I enjoyed living in an integrated neighborhood with its reminders of my own childhood - a place where kids still play on the street and ride bicycles, something our own children always thought was beneath them when they were younger. It was nostalgic to see children running between garages playing hide and seek, and it was tragic to know that at any moment gunshots could ring out and take one of their lives. In 2013 three people were murdered within three blocks of our home, which was not located in the most violent part of Milwaukee. Near the end, hardly a week went by that we didn't hear multiple shots fired close to our home. Guns weren't the only problem, however. When our neighbor was murdered he was killed with a knife. If you believe that guns are the only instruments of violence in the hood, you are wrong.

In many ways it's the great liberal mission, moving back to the city. I was foolish enough to believe that I could make a difference in the most segregated city in America. I don't want to sound too cynical, but I could not have been more mistaken. None of us can make a difference by ourselves, and when the potential to make a difference comes at the price of endangering our own children and grandchildren, honesty compels me to admit it just isn't worth it to me. While I understand that the reasons for violence in our cities are many and the largest reason is economic inequity, if the people living in our cities are really interested in change they simply have to decrease the violence. Our four years on the fringes of the hood taught me that while it was certainly wrong for industry to leave our cities I cannot imagine any sane person opening a business in the midst of the kind of violence we see in most major urban areas today until the violence abates.

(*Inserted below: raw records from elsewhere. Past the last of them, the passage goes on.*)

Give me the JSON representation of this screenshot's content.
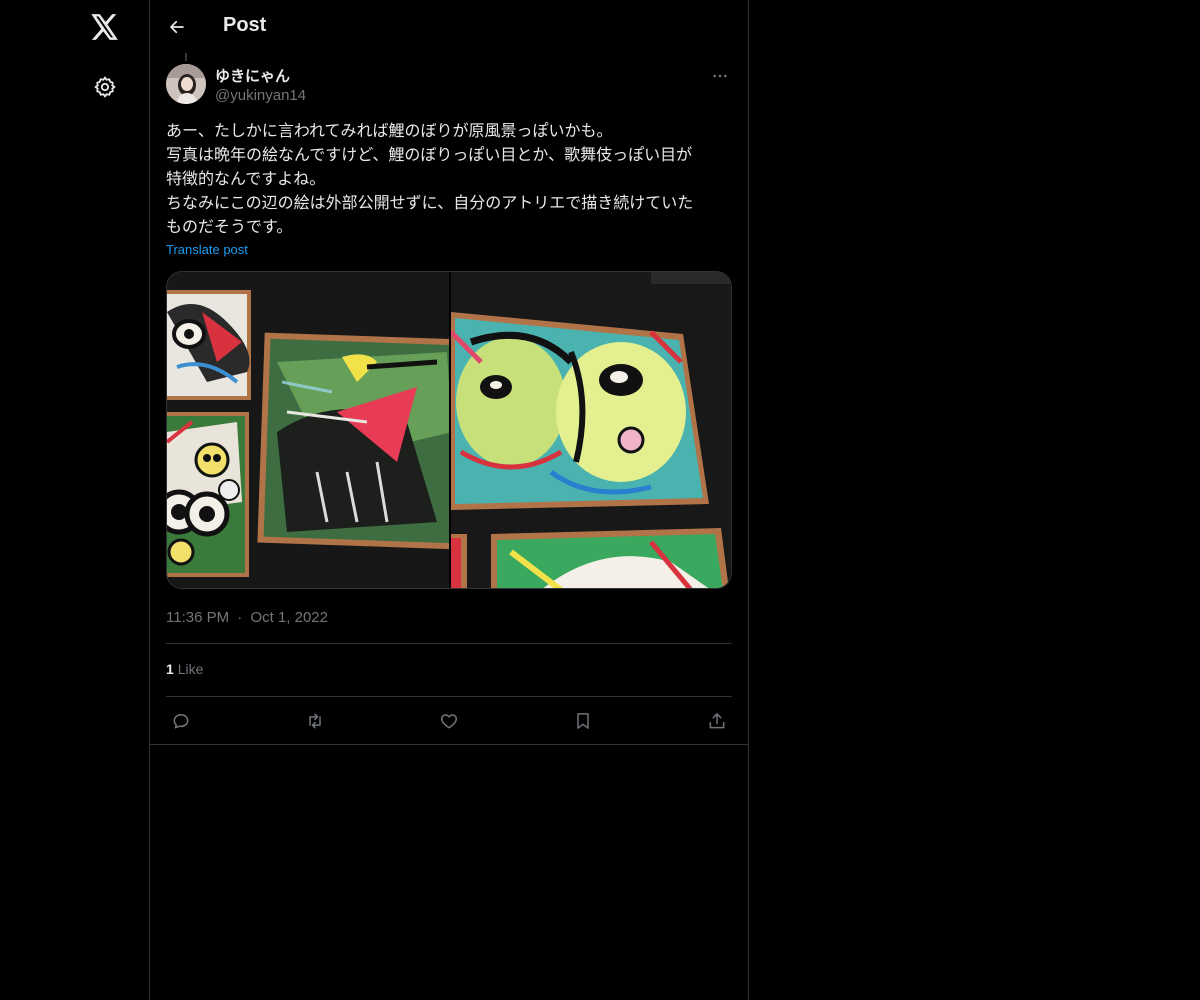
{
  "nav": {
    "logo_icon": "x-logo-icon",
    "settings_icon": "gear-icon"
  },
  "header": {
    "back_icon": "arrow-left-icon",
    "title": "Post"
  },
  "post": {
    "author": {
      "display_name": "ゆきにゃん",
      "handle": "@yukinyan14"
    },
    "more_icon": "ellipsis-icon",
    "text_lines": [
      "あー、たしかに言われてみれば鯉のぼりが原風景っぽいかも。",
      "写真は晩年の絵なんですけど、鯉のぼりっぽい目とか、歌舞伎っぽい目が",
      "特徴的なんですよね。",
      "ちなみにこの辺の絵は外部公開せずに、自分のアトリエで描き続けていた",
      "ものだそうです。"
    ],
    "translate_label": "Translate post",
    "time": "11:36 PM",
    "separator": "·",
    "date": "Oct 1, 2022",
    "likes_count": "1",
    "likes_label": "Like",
    "actions": {
      "reply_icon": "reply-icon",
      "repost_icon": "repost-icon",
      "like_icon": "heart-icon",
      "bookmark_icon": "bookmark-icon",
      "share_icon": "share-icon"
    }
  },
  "colors": {
    "background": "#000000",
    "text": "#e7e9ea",
    "muted": "#71767b",
    "accent": "#1d9bf0",
    "border": "#2f3336"
  }
}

The problem is really quite simple. The vast majority of Americans have bought into the idea that money brings happiness. It's that quest for cash and things that leaves our urban areas destitute and in need of the alternative economy of the drug trade, it's politicians' perceived need for more control and more cash that keeps them enabling the drug trade, and it's the greed of suburbanites that keeps them enslaved to the one percent that actually control the economy. In the midst of all this, our spiritual institutions have failed to provide a viable alternative - precisely because they, too, are after money and not souls.

Here in the suburbs I do not hear gunshots. Nor do I hear drunken arguments on the street at three in the morning. There is not a constant parade of intoxicated people to and from the corner store. Not once have I heard the word "motherfucker" shouted in anger, nor have I heard anyone called "bitch," "ho," or anyone threatening to "kick your ass." Often, all I hear is silence. Quite honestly, I like it that way - and it doesn't make me a racist. I am tired of hearing that white people who don't want to live in the violence of the hood are racist - that's a victim mentality if ever there was one. I am simply someone who has a chaos threshold that, over the last four years, has been constantly exceeded. If I can make a difference, and I am not sure that I can, it will be by challenging the corrupt value system that pervades our culture. We need to recognize that money won't make us happy, and we have all the evidence we need in people with money. We need to claim a viable spirituality for the 21st century, one rooted in the great religious traditions but which speaks to contemporary people. Most of all, we need to understand that it's not about any one of us - it's about all of us.